> [Problem details] Write out every entry precisely as given, leaving the pictures out.
· · · · ·
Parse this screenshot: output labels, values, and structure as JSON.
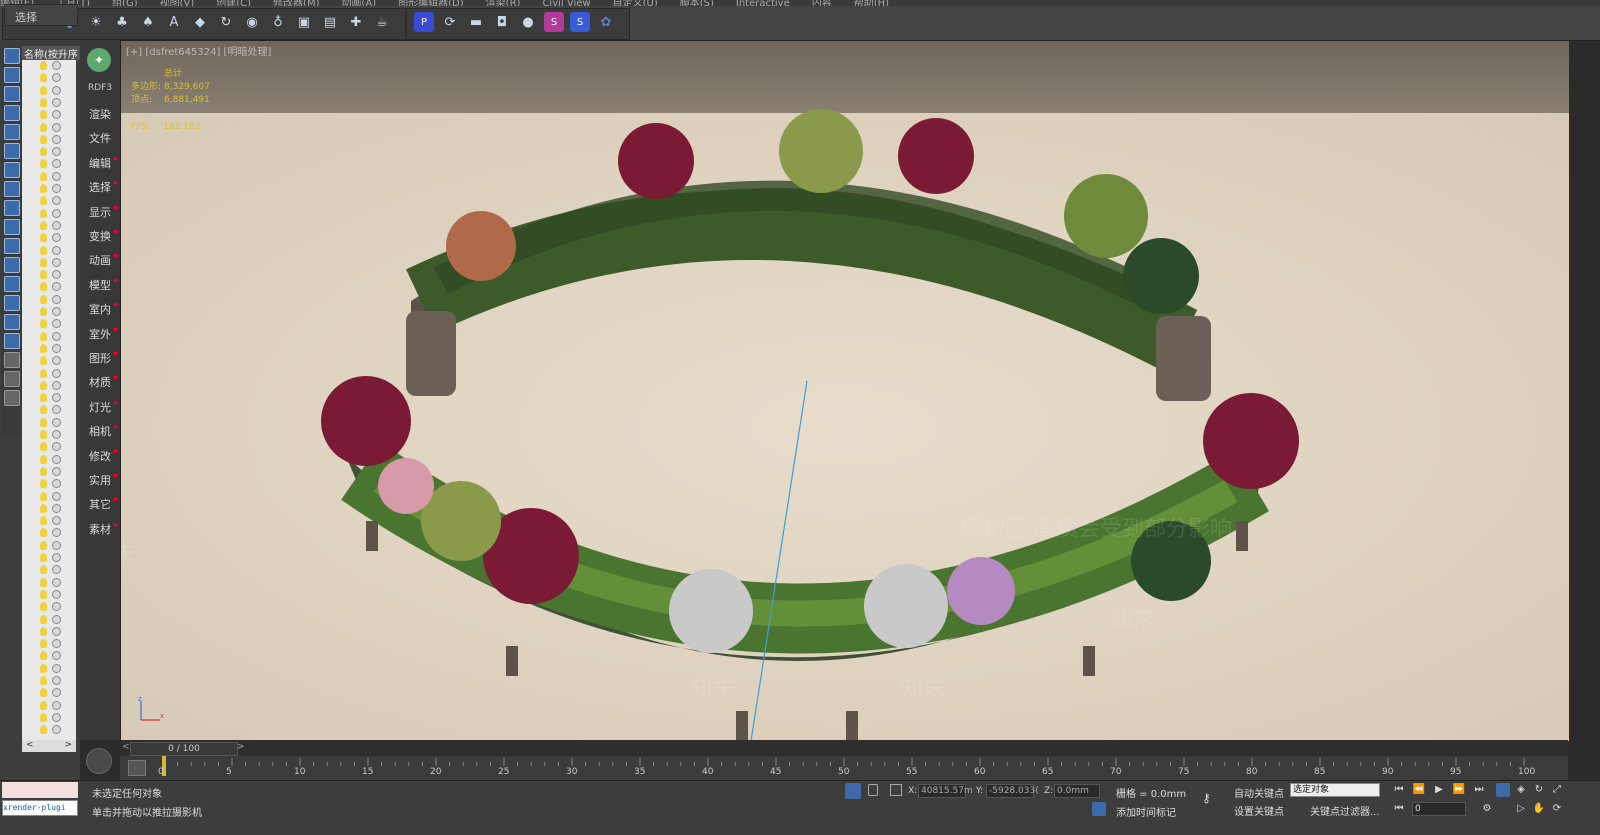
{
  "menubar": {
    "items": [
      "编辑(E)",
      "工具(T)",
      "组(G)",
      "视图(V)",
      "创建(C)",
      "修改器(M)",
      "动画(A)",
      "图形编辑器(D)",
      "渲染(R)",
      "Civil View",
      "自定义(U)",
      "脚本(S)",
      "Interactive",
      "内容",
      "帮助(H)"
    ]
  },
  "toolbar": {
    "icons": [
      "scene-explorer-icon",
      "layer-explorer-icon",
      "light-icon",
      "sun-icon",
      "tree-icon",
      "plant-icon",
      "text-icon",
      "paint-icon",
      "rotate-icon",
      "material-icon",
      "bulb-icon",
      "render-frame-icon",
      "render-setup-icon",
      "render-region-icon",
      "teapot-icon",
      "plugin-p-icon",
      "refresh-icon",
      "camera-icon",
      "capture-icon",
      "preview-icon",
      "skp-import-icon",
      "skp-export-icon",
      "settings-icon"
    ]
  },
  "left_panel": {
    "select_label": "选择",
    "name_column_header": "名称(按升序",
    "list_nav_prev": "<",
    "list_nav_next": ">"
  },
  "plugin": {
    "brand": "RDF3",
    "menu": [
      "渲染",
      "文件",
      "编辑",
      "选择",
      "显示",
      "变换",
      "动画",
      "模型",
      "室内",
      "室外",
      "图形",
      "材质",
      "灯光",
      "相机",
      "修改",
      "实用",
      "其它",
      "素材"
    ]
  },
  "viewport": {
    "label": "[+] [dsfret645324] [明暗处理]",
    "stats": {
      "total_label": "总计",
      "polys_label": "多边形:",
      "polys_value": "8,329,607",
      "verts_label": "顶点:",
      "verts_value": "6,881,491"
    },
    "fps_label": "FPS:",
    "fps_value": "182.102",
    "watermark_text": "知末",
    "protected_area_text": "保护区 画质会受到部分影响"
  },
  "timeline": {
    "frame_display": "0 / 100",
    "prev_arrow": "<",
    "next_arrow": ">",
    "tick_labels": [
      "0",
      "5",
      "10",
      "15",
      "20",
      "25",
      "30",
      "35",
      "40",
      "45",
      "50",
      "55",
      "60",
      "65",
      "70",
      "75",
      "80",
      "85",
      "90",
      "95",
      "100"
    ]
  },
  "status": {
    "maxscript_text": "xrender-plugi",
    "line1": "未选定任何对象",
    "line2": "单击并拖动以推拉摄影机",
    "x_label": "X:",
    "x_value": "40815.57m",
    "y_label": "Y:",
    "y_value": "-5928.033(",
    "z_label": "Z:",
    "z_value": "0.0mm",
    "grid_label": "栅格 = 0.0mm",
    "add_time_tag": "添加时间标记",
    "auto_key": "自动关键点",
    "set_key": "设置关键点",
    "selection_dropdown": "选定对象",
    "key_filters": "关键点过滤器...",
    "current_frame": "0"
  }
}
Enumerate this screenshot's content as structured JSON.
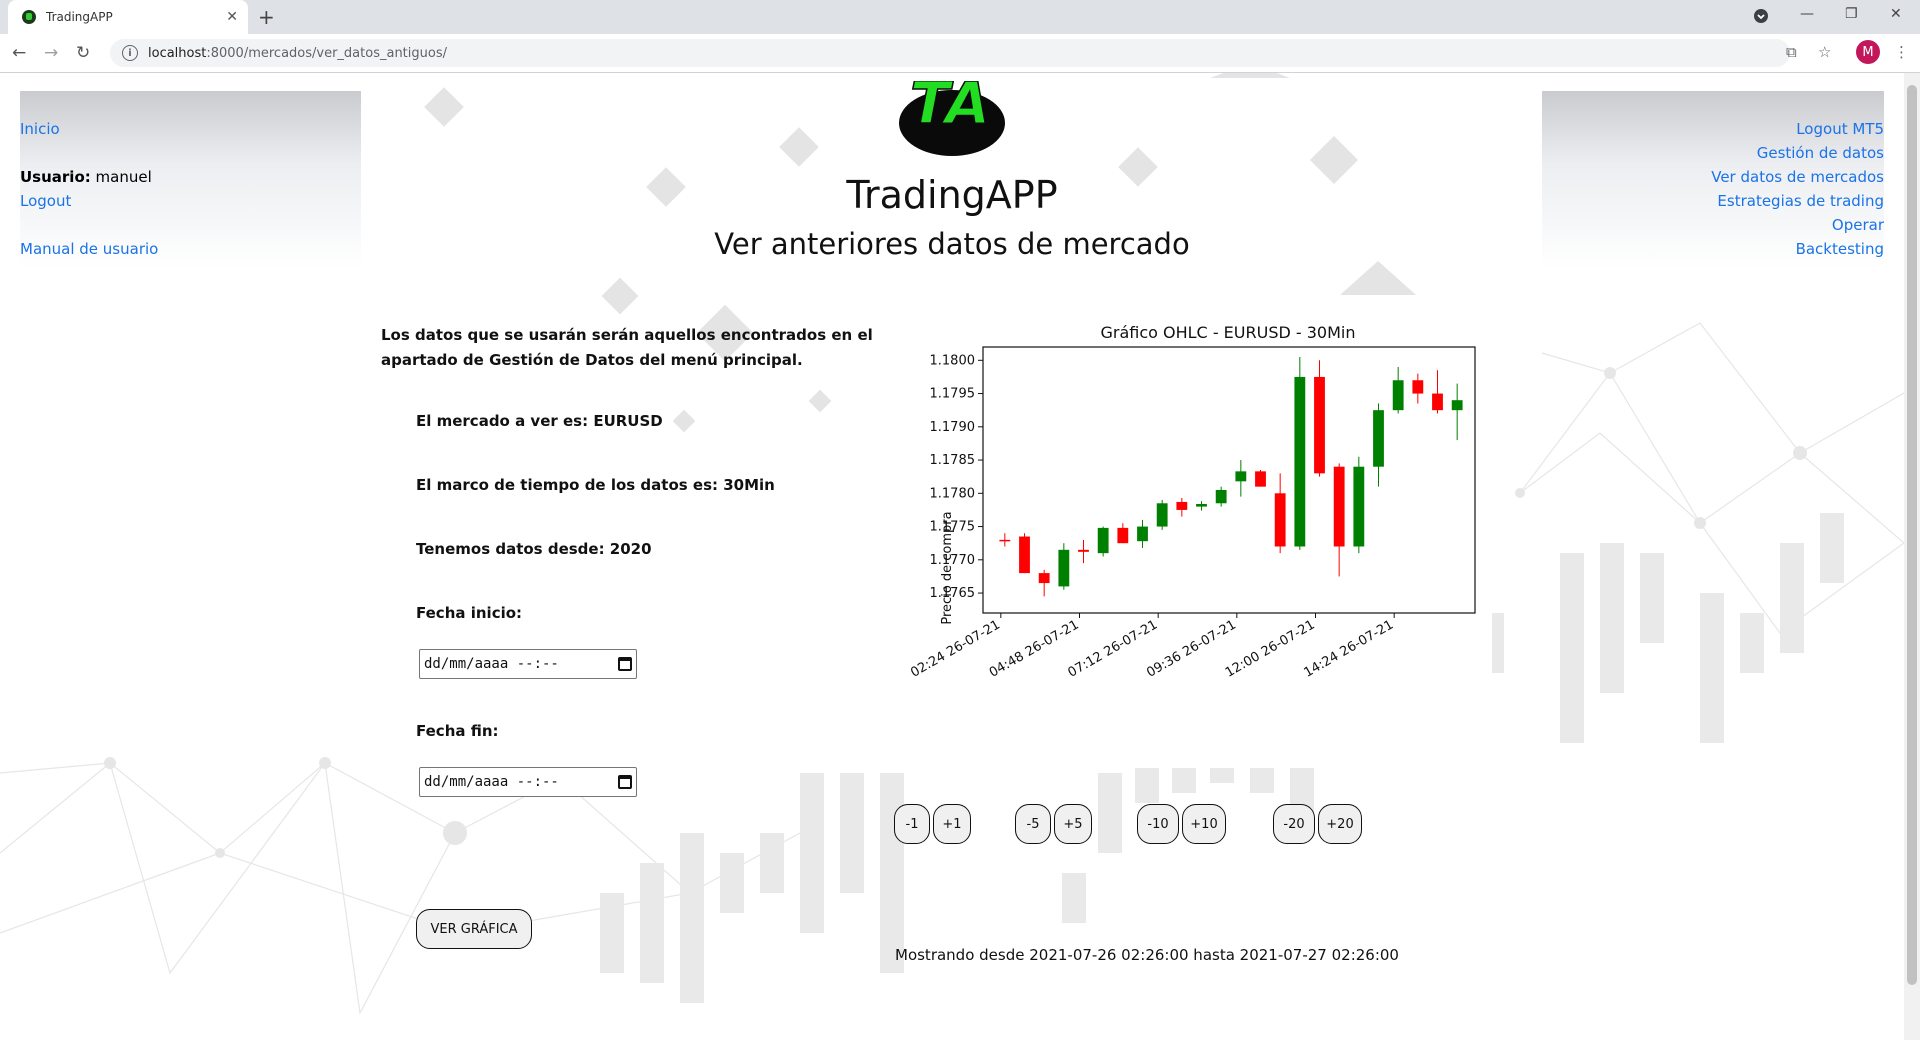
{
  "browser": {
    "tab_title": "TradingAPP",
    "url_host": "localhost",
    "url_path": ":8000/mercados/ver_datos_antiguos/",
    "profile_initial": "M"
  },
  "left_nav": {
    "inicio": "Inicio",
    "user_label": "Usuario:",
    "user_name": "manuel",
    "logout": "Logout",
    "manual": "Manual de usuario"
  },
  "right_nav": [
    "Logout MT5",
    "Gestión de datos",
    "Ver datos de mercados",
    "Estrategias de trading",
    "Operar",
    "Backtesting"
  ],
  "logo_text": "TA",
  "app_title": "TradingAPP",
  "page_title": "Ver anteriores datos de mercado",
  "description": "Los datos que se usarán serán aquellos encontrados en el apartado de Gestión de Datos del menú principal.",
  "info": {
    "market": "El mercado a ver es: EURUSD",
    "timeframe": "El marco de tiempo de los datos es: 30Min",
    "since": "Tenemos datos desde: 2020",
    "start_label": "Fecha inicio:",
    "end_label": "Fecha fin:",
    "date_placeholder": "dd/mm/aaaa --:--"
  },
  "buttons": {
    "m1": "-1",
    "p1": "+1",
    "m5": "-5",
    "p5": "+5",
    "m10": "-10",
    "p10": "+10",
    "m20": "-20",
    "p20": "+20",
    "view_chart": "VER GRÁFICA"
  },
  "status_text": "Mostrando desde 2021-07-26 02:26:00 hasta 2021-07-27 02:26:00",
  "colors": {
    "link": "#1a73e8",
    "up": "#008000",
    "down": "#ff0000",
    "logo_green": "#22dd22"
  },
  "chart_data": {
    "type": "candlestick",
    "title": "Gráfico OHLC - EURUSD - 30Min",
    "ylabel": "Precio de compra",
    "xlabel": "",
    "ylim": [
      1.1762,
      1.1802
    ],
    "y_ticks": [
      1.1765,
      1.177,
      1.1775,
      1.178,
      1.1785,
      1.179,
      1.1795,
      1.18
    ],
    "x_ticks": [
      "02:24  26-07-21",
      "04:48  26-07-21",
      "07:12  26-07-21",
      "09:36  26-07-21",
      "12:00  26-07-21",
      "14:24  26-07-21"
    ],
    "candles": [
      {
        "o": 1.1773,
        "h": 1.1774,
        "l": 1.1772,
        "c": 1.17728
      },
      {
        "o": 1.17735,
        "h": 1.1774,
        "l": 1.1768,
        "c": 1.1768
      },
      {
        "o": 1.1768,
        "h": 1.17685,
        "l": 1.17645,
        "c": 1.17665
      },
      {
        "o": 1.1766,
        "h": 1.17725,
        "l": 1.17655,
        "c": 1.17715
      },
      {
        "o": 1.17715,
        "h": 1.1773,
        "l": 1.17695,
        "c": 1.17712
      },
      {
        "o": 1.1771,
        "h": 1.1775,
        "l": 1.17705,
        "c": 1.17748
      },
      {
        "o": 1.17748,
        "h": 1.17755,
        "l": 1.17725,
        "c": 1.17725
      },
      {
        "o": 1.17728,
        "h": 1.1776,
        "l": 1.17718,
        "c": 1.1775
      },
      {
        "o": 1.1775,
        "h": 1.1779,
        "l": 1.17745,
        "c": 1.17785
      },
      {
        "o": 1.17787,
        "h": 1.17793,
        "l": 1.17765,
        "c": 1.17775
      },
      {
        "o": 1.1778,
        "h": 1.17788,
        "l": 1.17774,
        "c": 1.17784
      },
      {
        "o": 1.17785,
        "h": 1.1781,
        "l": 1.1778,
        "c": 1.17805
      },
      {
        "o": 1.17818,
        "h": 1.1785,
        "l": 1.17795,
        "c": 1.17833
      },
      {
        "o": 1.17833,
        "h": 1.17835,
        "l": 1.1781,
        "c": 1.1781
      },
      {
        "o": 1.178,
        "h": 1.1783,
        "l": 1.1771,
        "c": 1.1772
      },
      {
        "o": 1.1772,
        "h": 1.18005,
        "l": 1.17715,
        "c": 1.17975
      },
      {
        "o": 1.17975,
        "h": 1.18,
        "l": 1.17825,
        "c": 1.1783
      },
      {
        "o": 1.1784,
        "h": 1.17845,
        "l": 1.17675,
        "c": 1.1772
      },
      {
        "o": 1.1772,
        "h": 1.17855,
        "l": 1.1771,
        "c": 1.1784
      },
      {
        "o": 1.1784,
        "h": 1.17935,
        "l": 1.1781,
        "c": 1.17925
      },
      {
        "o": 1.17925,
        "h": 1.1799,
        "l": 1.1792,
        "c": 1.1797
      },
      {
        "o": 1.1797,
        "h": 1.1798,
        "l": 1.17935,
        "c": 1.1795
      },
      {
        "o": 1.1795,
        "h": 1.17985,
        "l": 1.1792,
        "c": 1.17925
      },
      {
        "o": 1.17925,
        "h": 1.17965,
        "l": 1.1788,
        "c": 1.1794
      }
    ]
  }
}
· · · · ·
> [Result of the task]
Parse this screenshot: output labels, values, and structure as JSON.
{
  "menubar": {
    "items": [
      "编辑(E)",
      "工具(T)",
      "组(G)",
      "视图(V)",
      "创建(C)",
      "修改器(M)",
      "动画(A)",
      "图形编辑器(D)",
      "渲染(R)",
      "Civil View",
      "自定义(U)",
      "脚本(S)",
      "Interactive",
      "内容",
      "帮助(H)"
    ]
  },
  "toolbar": {
    "icons": [
      "scene-explorer-icon",
      "layer-explorer-icon",
      "light-icon",
      "sun-icon",
      "tree-icon",
      "plant-icon",
      "text-icon",
      "paint-icon",
      "rotate-icon",
      "material-icon",
      "bulb-icon",
      "render-frame-icon",
      "render-setup-icon",
      "render-region-icon",
      "teapot-icon",
      "plugin-p-icon",
      "refresh-icon",
      "camera-icon",
      "capture-icon",
      "preview-icon",
      "skp-import-icon",
      "skp-export-icon",
      "settings-icon"
    ]
  },
  "left_panel": {
    "select_label": "选择",
    "name_column_header": "名称(按升序",
    "list_nav_prev": "<",
    "list_nav_next": ">"
  },
  "plugin": {
    "brand": "RDF3",
    "menu": [
      "渲染",
      "文件",
      "编辑",
      "选择",
      "显示",
      "变换",
      "动画",
      "模型",
      "室内",
      "室外",
      "图形",
      "材质",
      "灯光",
      "相机",
      "修改",
      "实用",
      "其它",
      "素材"
    ]
  },
  "viewport": {
    "label": "[+] [dsfret645324] [明暗处理]",
    "stats": {
      "total_label": "总计",
      "polys_label": "多边形:",
      "polys_value": "8,329,607",
      "verts_label": "顶点:",
      "verts_value": "6,881,491"
    },
    "fps_label": "FPS:",
    "fps_value": "182.102",
    "watermark_text": "知末",
    "protected_area_text": "保护区 画质会受到部分影响"
  },
  "timeline": {
    "frame_display": "0 / 100",
    "prev_arrow": "<",
    "next_arrow": ">",
    "tick_labels": [
      "0",
      "5",
      "10",
      "15",
      "20",
      "25",
      "30",
      "35",
      "40",
      "45",
      "50",
      "55",
      "60",
      "65",
      "70",
      "75",
      "80",
      "85",
      "90",
      "95",
      "100"
    ]
  },
  "status": {
    "maxscript_text": "xrender-plugi",
    "line1": "未选定任何对象",
    "line2": "单击并拖动以推拉摄影机",
    "x_label": "X:",
    "x_value": "40815.57m",
    "y_label": "Y:",
    "y_value": "-5928.033(",
    "z_label": "Z:",
    "z_value": "0.0mm",
    "grid_label": "栅格 = 0.0mm",
    "add_time_tag": "添加时间标记",
    "auto_key": "自动关键点",
    "set_key": "设置关键点",
    "selection_dropdown": "选定对象",
    "key_filters": "关键点过滤器...",
    "current_frame": "0"
  }
}
Enumerate this screenshot's content as structured JSON.
{
  "browser": {
    "tab_title": "TradingAPP",
    "url_host": "localhost",
    "url_path": ":8000/mercados/ver_datos_antiguos/",
    "profile_initial": "M"
  },
  "left_nav": {
    "inicio": "Inicio",
    "user_label": "Usuario:",
    "user_name": "manuel",
    "logout": "Logout",
    "manual": "Manual de usuario"
  },
  "right_nav": [
    "Logout MT5",
    "Gestión de datos",
    "Ver datos de mercados",
    "Estrategias de trading",
    "Operar",
    "Backtesting"
  ],
  "logo_text": "TA",
  "app_title": "TradingAPP",
  "page_title": "Ver anteriores datos de mercado",
  "description": "Los datos que se usarán serán aquellos encontrados en el apartado de Gestión de Datos del menú principal.",
  "info": {
    "market": "El mercado a ver es: EURUSD",
    "timeframe": "El marco de tiempo de los datos es: 30Min",
    "since": "Tenemos datos desde: 2020",
    "start_label": "Fecha inicio:",
    "end_label": "Fecha fin:",
    "date_placeholder": "dd/mm/aaaa --:--"
  },
  "buttons": {
    "m1": "-1",
    "p1": "+1",
    "m5": "-5",
    "p5": "+5",
    "m10": "-10",
    "p10": "+10",
    "m20": "-20",
    "p20": "+20",
    "view_chart": "VER GRÁFICA"
  },
  "status_text": "Mostrando desde 2021-07-26 02:26:00 hasta 2021-07-27 02:26:00",
  "colors": {
    "link": "#1a73e8",
    "up": "#008000",
    "down": "#ff0000",
    "logo_green": "#22dd22"
  },
  "chart_data": {
    "type": "candlestick",
    "title": "Gráfico OHLC - EURUSD - 30Min",
    "ylabel": "Precio de compra",
    "xlabel": "",
    "ylim": [
      1.1762,
      1.1802
    ],
    "y_ticks": [
      1.1765,
      1.177,
      1.1775,
      1.178,
      1.1785,
      1.179,
      1.1795,
      1.18
    ],
    "x_ticks": [
      "02:24  26-07-21",
      "04:48  26-07-21",
      "07:12  26-07-21",
      "09:36  26-07-21",
      "12:00  26-07-21",
      "14:24  26-07-21"
    ],
    "candles": [
      {
        "o": 1.1773,
        "h": 1.1774,
        "l": 1.1772,
        "c": 1.17728
      },
      {
        "o": 1.17735,
        "h": 1.1774,
        "l": 1.1768,
        "c": 1.1768
      },
      {
        "o": 1.1768,
        "h": 1.17685,
        "l": 1.17645,
        "c": 1.17665
      },
      {
        "o": 1.1766,
        "h": 1.17725,
        "l": 1.17655,
        "c": 1.17715
      },
      {
        "o": 1.17715,
        "h": 1.1773,
        "l": 1.17695,
        "c": 1.17712
      },
      {
        "o": 1.1771,
        "h": 1.1775,
        "l": 1.17705,
        "c": 1.17748
      },
      {
        "o": 1.17748,
        "h": 1.17755,
        "l": 1.17725,
        "c": 1.17725
      },
      {
        "o": 1.17728,
        "h": 1.1776,
        "l": 1.17718,
        "c": 1.1775
      },
      {
        "o": 1.1775,
        "h": 1.1779,
        "l": 1.17745,
        "c": 1.17785
      },
      {
        "o": 1.17787,
        "h": 1.17793,
        "l": 1.17765,
        "c": 1.17775
      },
      {
        "o": 1.1778,
        "h": 1.17788,
        "l": 1.17774,
        "c": 1.17784
      },
      {
        "o": 1.17785,
        "h": 1.1781,
        "l": 1.1778,
        "c": 1.17805
      },
      {
        "o": 1.17818,
        "h": 1.1785,
        "l": 1.17795,
        "c": 1.17833
      },
      {
        "o": 1.17833,
        "h": 1.17835,
        "l": 1.1781,
        "c": 1.1781
      },
      {
        "o": 1.178,
        "h": 1.1783,
        "l": 1.1771,
        "c": 1.1772
      },
      {
        "o": 1.1772,
        "h": 1.18005,
        "l": 1.17715,
        "c": 1.17975
      },
      {
        "o": 1.17975,
        "h": 1.18,
        "l": 1.17825,
        "c": 1.1783
      },
      {
        "o": 1.1784,
        "h": 1.17845,
        "l": 1.17675,
        "c": 1.1772
      },
      {
        "o": 1.1772,
        "h": 1.17855,
        "l": 1.1771,
        "c": 1.1784
      },
      {
        "o": 1.1784,
        "h": 1.17935,
        "l": 1.1781,
        "c": 1.17925
      },
      {
        "o": 1.17925,
        "h": 1.1799,
        "l": 1.1792,
        "c": 1.1797
      },
      {
        "o": 1.1797,
        "h": 1.1798,
        "l": 1.17935,
        "c": 1.1795
      },
      {
        "o": 1.1795,
        "h": 1.17985,
        "l": 1.1792,
        "c": 1.17925
      },
      {
        "o": 1.17925,
        "h": 1.17965,
        "l": 1.1788,
        "c": 1.1794
      }
    ]
  }
}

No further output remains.